Task details: Please reproduce the data exactly, excluding any pictures it contains.

Excerpted data:
======

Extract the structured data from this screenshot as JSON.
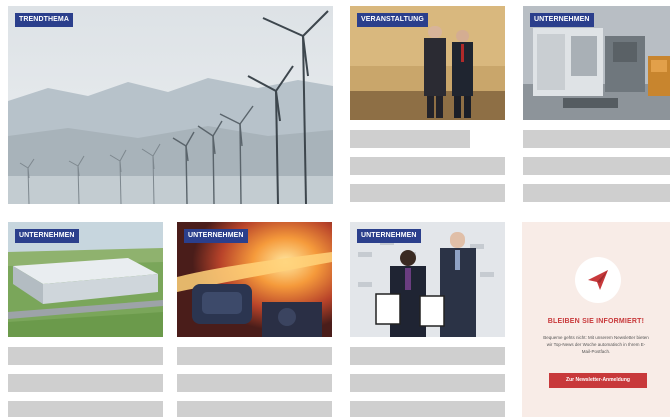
{
  "cards": [
    {
      "id": "trendthema",
      "tag": "TRENDTHEMA",
      "image": "wind-turbines"
    },
    {
      "id": "veranstaltung",
      "tag": "VERANSTALTUNG",
      "image": "award-ceremony"
    },
    {
      "id": "unternehmen-1",
      "tag": "UNTERNEHMEN",
      "image": "industrial-machine"
    },
    {
      "id": "unternehmen-2",
      "tag": "UNTERNEHMEN",
      "image": "factory-aerial"
    },
    {
      "id": "unternehmen-3",
      "tag": "UNTERNEHMEN",
      "image": "molten-metal"
    },
    {
      "id": "unternehmen-4",
      "tag": "UNTERNEHMEN",
      "image": "certificate-handover"
    }
  ],
  "newsletter": {
    "icon": "paper-plane-icon",
    "heading": "BLEIBEN SIE INFORMIERT!",
    "text": "Bequeme gehts nicht: Mit unserem Newsletter bieten wir Top-News der Woche automatisch in Ihrem E-Mail-Postfach.",
    "button": "Zur Newsletter-Anmeldung"
  },
  "colors": {
    "tag_bg": "#2b3f8c",
    "placeholder": "#cfcfcf",
    "newsletter_bg": "#f8ece7",
    "accent": "#c8393b"
  }
}
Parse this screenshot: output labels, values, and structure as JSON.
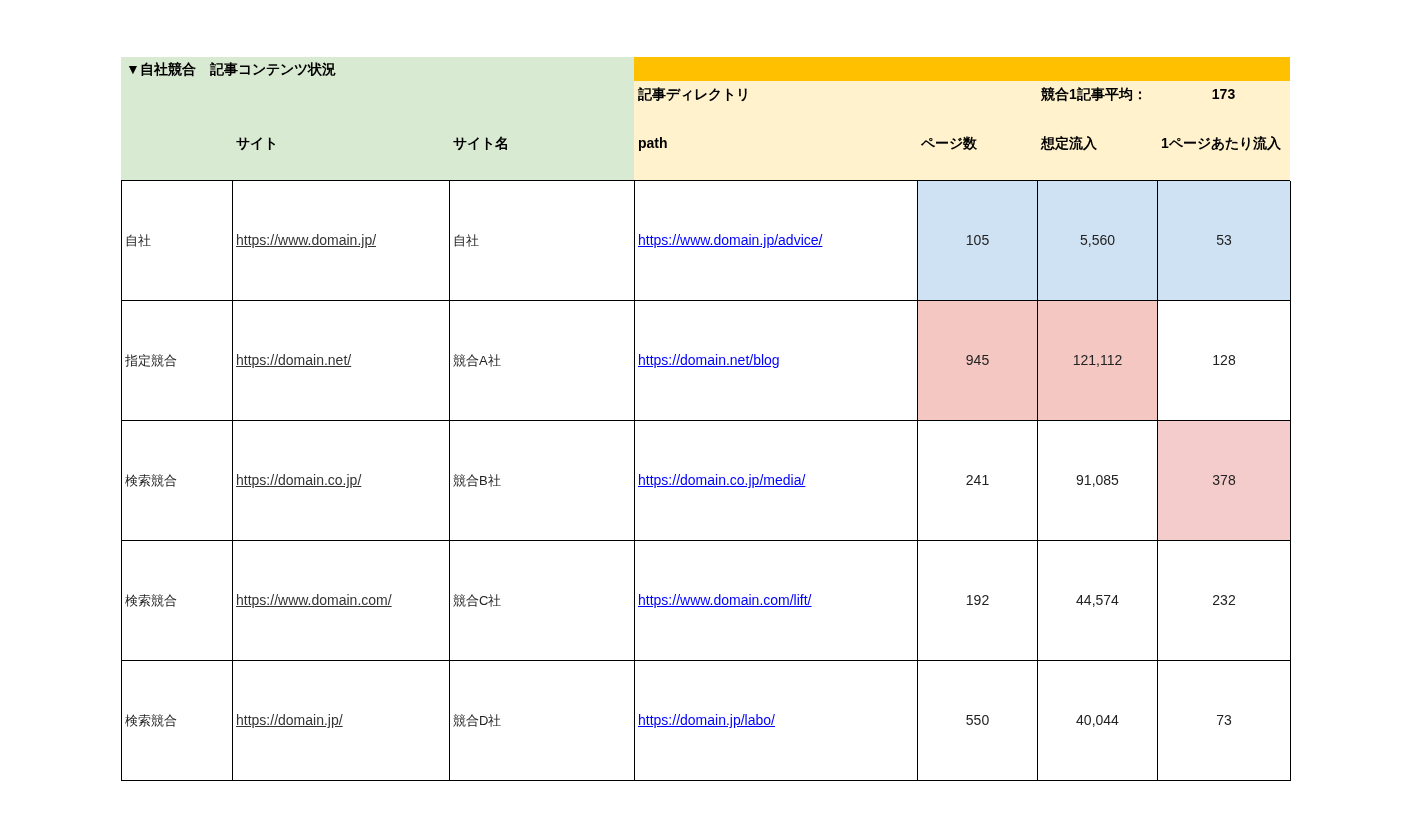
{
  "title": "▼自社競合　記事コンテンツ状況",
  "directory_label": "記事ディレクトリ",
  "average_label": "競合1記事平均：",
  "average_value": "173",
  "column_headers": [
    "サイト",
    "サイト名",
    "path",
    "ページ数",
    "想定流入",
    "1ページあたり流入"
  ],
  "rows": [
    {
      "category": "自社",
      "site": "https://www.domain.jp/",
      "site_name": "自社",
      "path": "https://www.domain.jp/advice/",
      "pages": {
        "value": "105",
        "color": "#cfe2f3"
      },
      "traffic": {
        "value": "5,560",
        "color": "#cfe2f3"
      },
      "per_page": {
        "value": "53",
        "color": "#cfe2f3"
      }
    },
    {
      "category": "指定競合",
      "site": "https://domain.net/",
      "site_name": "競合A社",
      "path": "https://domain.net/blog",
      "pages": {
        "value": "945",
        "color": "#f4c7c3"
      },
      "traffic": {
        "value": "121,112",
        "color": "#f4c7c3"
      },
      "per_page": {
        "value": "128"
      }
    },
    {
      "category": "検索競合",
      "site": "https://domain.co.jp/",
      "site_name": "競合B社",
      "path": "https://domain.co.jp/media/",
      "pages": {
        "value": "241"
      },
      "traffic": {
        "value": "91,085"
      },
      "per_page": {
        "value": "378",
        "color": "#f4cccc"
      }
    },
    {
      "category": "検索競合",
      "site": "https://www.domain.com/",
      "site_name": "競合C社",
      "path": "https://www.domain.com/lift/",
      "pages": {
        "value": "192"
      },
      "traffic": {
        "value": "44,574"
      },
      "per_page": {
        "value": "232"
      }
    },
    {
      "category": "検索競合",
      "site": "https://domain.jp/",
      "site_name": "競合D社",
      "path": "https://domain.jp/labo/",
      "pages": {
        "value": "550"
      },
      "traffic": {
        "value": "40,044"
      },
      "per_page": {
        "value": "73"
      }
    }
  ]
}
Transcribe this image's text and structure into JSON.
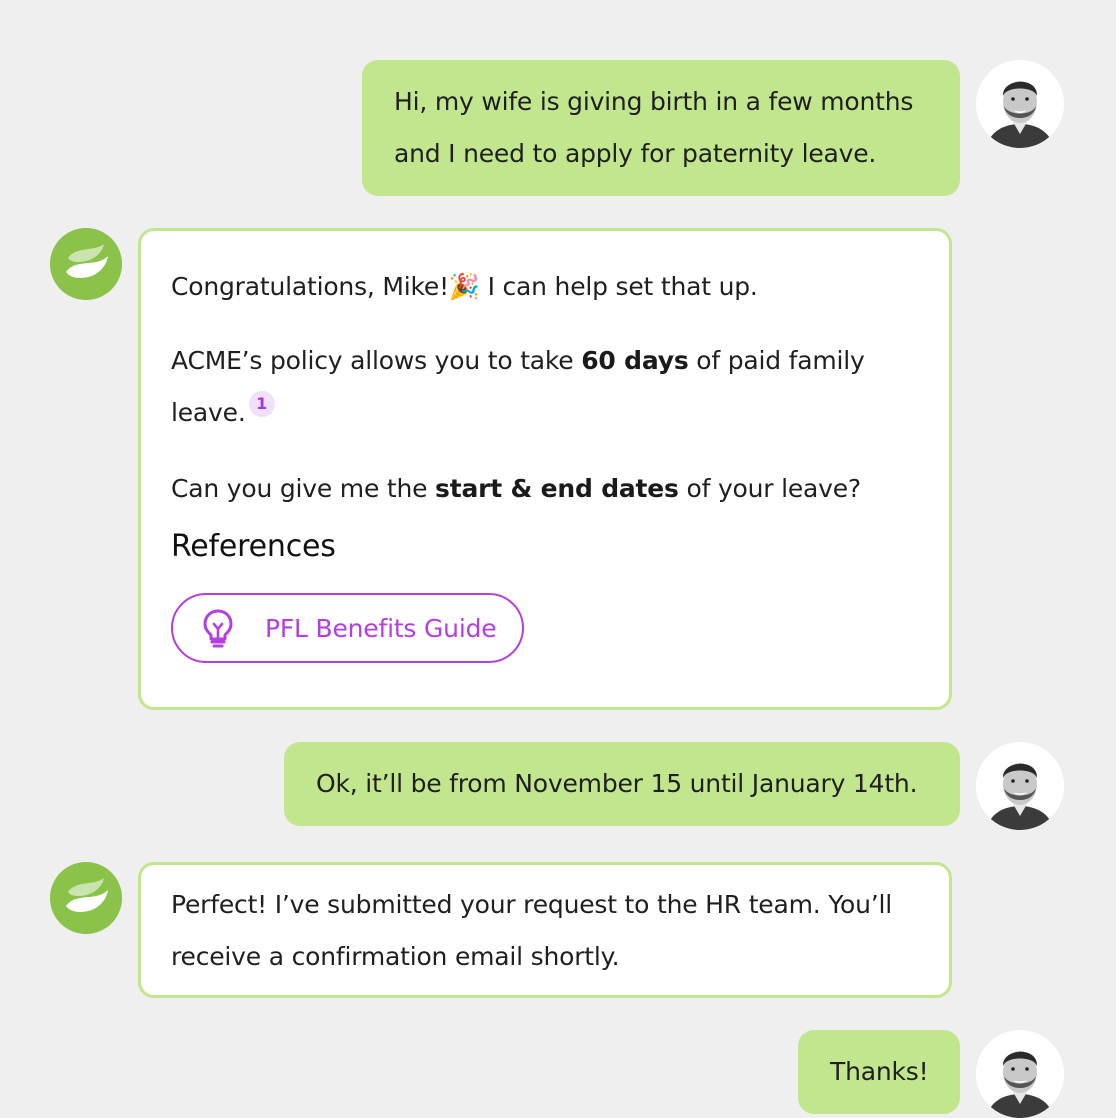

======

Your solution:
Extract the structured data from this screenshot as JSON.
{
  "cards": [
    {
      "id": "trendthema",
      "tag": "TRENDTHEMA",
      "image": "wind-turbines"
    },
    {
      "id": "veranstaltung",
      "tag": "VERANSTALTUNG",
      "image": "award-ceremony"
    },
    {
      "id": "unternehmen-1",
      "tag": "UNTERNEHMEN",
      "image": "industrial-machine"
    },
    {
      "id": "unternehmen-2",
      "tag": "UNTERNEHMEN",
      "image": "factory-aerial"
    },
    {
      "id": "unternehmen-3",
      "tag": "UNTERNEHMEN",
      "image": "molten-metal"
    },
    {
      "id": "unternehmen-4",
      "tag": "UNTERNEHMEN",
      "image": "certificate-handover"
    }
  ],
  "newsletter": {
    "icon": "paper-plane-icon",
    "heading": "BLEIBEN SIE INFORMIERT!",
    "text": "Bequeme gehts nicht: Mit unserem Newsletter bieten wir Top-News der Woche automatisch in Ihrem E-Mail-Postfach.",
    "button": "Zur Newsletter-Anmeldung"
  },
  "colors": {
    "tag_bg": "#2b3f8c",
    "placeholder": "#cfcfcf",
    "newsletter_bg": "#f8ece7",
    "accent": "#c8393b"
  }
}
Parse this screenshot: output labels, values, and structure as JSON.
{
  "title": "▼自社競合　記事コンテンツ状況",
  "directory_label": "記事ディレクトリ",
  "average_label": "競合1記事平均：",
  "average_value": "173",
  "column_headers": [
    "サイト",
    "サイト名",
    "path",
    "ページ数",
    "想定流入",
    "1ページあたり流入"
  ],
  "rows": [
    {
      "category": "自社",
      "site": "https://www.domain.jp/",
      "site_name": "自社",
      "path": "https://www.domain.jp/advice/",
      "pages": {
        "value": "105",
        "color": "#cfe2f3"
      },
      "traffic": {
        "value": "5,560",
        "color": "#cfe2f3"
      },
      "per_page": {
        "value": "53",
        "color": "#cfe2f3"
      }
    },
    {
      "category": "指定競合",
      "site": "https://domain.net/",
      "site_name": "競合A社",
      "path": "https://domain.net/blog",
      "pages": {
        "value": "945",
        "color": "#f4c7c3"
      },
      "traffic": {
        "value": "121,112",
        "color": "#f4c7c3"
      },
      "per_page": {
        "value": "128"
      }
    },
    {
      "category": "検索競合",
      "site": "https://domain.co.jp/",
      "site_name": "競合B社",
      "path": "https://domain.co.jp/media/",
      "pages": {
        "value": "241"
      },
      "traffic": {
        "value": "91,085"
      },
      "per_page": {
        "value": "378",
        "color": "#f4cccc"
      }
    },
    {
      "category": "検索競合",
      "site": "https://www.domain.com/",
      "site_name": "競合C社",
      "path": "https://www.domain.com/lift/",
      "pages": {
        "value": "192"
      },
      "traffic": {
        "value": "44,574"
      },
      "per_page": {
        "value": "232"
      }
    },
    {
      "category": "検索競合",
      "site": "https://domain.jp/",
      "site_name": "競合D社",
      "path": "https://domain.jp/labo/",
      "pages": {
        "value": "550"
      },
      "traffic": {
        "value": "40,044"
      },
      "per_page": {
        "value": "73"
      }
    }
  ]
}
Transcribe this image's text and structure into JSON.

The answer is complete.